§ EXERCISE
Pictures aside, each record should be reproduced exactly.

§ AVAILABLE DATA
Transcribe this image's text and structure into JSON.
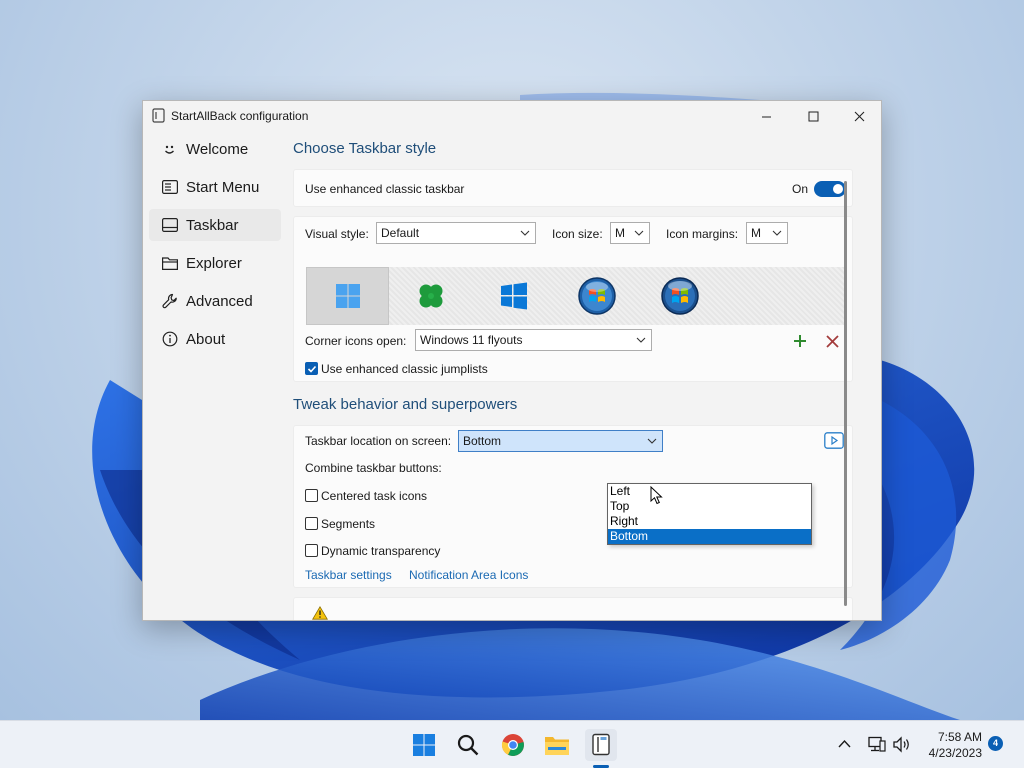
{
  "window": {
    "title": "StartAllBack configuration"
  },
  "sidebar": {
    "items": [
      {
        "label": "Welcome",
        "icon": "smiley-icon"
      },
      {
        "label": "Start Menu",
        "icon": "start-menu-icon"
      },
      {
        "label": "Taskbar",
        "icon": "taskbar-icon",
        "active": true
      },
      {
        "label": "Explorer",
        "icon": "folder-icon"
      },
      {
        "label": "Advanced",
        "icon": "wrench-icon"
      },
      {
        "label": "About",
        "icon": "info-icon"
      }
    ]
  },
  "taskbar_style": {
    "heading": "Choose Taskbar style",
    "enhanced_label": "Use enhanced classic taskbar",
    "toggle_state": "On",
    "visual_style_label": "Visual style:",
    "visual_style_value": "Default",
    "icon_size_label": "Icon size:",
    "icon_size_value": "M",
    "icon_margins_label": "Icon margins:",
    "icon_margins_value": "M",
    "styles": [
      "windows-11-icon",
      "clover-icon",
      "windows-10-icon",
      "windows-7-orb-icon",
      "windows-vista-orb-icon"
    ],
    "corner_icons_label": "Corner icons open:",
    "corner_icons_value": "Windows 11 flyouts",
    "jumplists_label": "Use enhanced classic jumplists",
    "jumplists_checked": true
  },
  "tweaks": {
    "heading": "Tweak behavior and superpowers",
    "location_label": "Taskbar location on screen:",
    "location_value": "Bottom",
    "location_options": [
      "Left",
      "Top",
      "Right",
      "Bottom"
    ],
    "location_highlighted": "Bottom",
    "combine_label": "Combine taskbar buttons:",
    "centered_label": "Centered task icons",
    "segments_label": "Segments",
    "transparency_label": "Dynamic transparency",
    "link_taskbar_settings": "Taskbar settings",
    "link_notification_icons": "Notification Area Icons"
  },
  "taskbar": {
    "apps": [
      "windows-start-icon",
      "search-icon",
      "chrome-icon",
      "file-explorer-icon",
      "startallback-icon"
    ],
    "time": "7:58 AM",
    "date": "4/23/2023",
    "notification_count": "4"
  },
  "colors": {
    "accent": "#0a5fb4",
    "heading": "#1f4e79",
    "link": "#1b6ab3",
    "add": "#2e8b2e",
    "remove": "#a33b3b"
  }
}
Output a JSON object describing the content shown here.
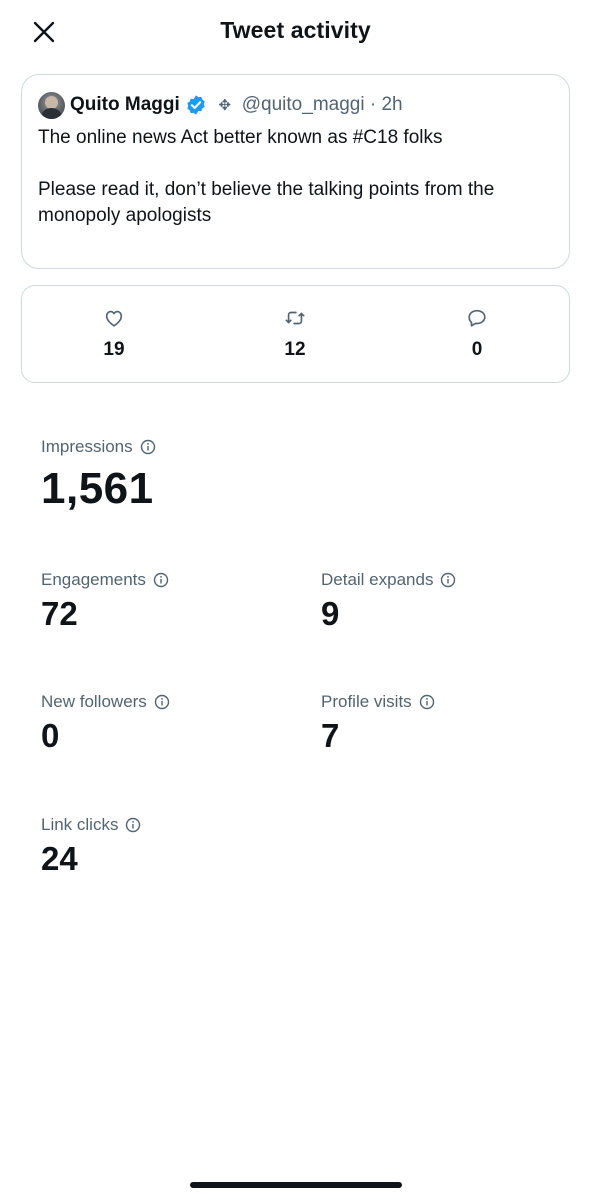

§ OUTPUT BELOW
Transcribe this image's text and structure into JSON.
{
  "window": {
    "title": "StartAllBack configuration"
  },
  "sidebar": {
    "items": [
      {
        "label": "Welcome",
        "icon": "smiley-icon"
      },
      {
        "label": "Start Menu",
        "icon": "start-menu-icon"
      },
      {
        "label": "Taskbar",
        "icon": "taskbar-icon",
        "active": true
      },
      {
        "label": "Explorer",
        "icon": "folder-icon"
      },
      {
        "label": "Advanced",
        "icon": "wrench-icon"
      },
      {
        "label": "About",
        "icon": "info-icon"
      }
    ]
  },
  "taskbar_style": {
    "heading": "Choose Taskbar style",
    "enhanced_label": "Use enhanced classic taskbar",
    "toggle_state": "On",
    "visual_style_label": "Visual style:",
    "visual_style_value": "Default",
    "icon_size_label": "Icon size:",
    "icon_size_value": "M",
    "icon_margins_label": "Icon margins:",
    "icon_margins_value": "M",
    "styles": [
      "windows-11-icon",
      "clover-icon",
      "windows-10-icon",
      "windows-7-orb-icon",
      "windows-vista-orb-icon"
    ],
    "corner_icons_label": "Corner icons open:",
    "corner_icons_value": "Windows 11 flyouts",
    "jumplists_label": "Use enhanced classic jumplists",
    "jumplists_checked": true
  },
  "tweaks": {
    "heading": "Tweak behavior and superpowers",
    "location_label": "Taskbar location on screen:",
    "location_value": "Bottom",
    "location_options": [
      "Left",
      "Top",
      "Right",
      "Bottom"
    ],
    "location_highlighted": "Bottom",
    "combine_label": "Combine taskbar buttons:",
    "centered_label": "Centered task icons",
    "segments_label": "Segments",
    "transparency_label": "Dynamic transparency",
    "link_taskbar_settings": "Taskbar settings",
    "link_notification_icons": "Notification Area Icons"
  },
  "taskbar": {
    "apps": [
      "windows-start-icon",
      "search-icon",
      "chrome-icon",
      "file-explorer-icon",
      "startallback-icon"
    ],
    "time": "7:58 AM",
    "date": "4/23/2023",
    "notification_count": "4"
  },
  "colors": {
    "accent": "#0a5fb4",
    "heading": "#1f4e79",
    "link": "#1b6ab3",
    "add": "#2e8b2e",
    "remove": "#a33b3b"
  }
}
Output a JSON object describing the content shown here.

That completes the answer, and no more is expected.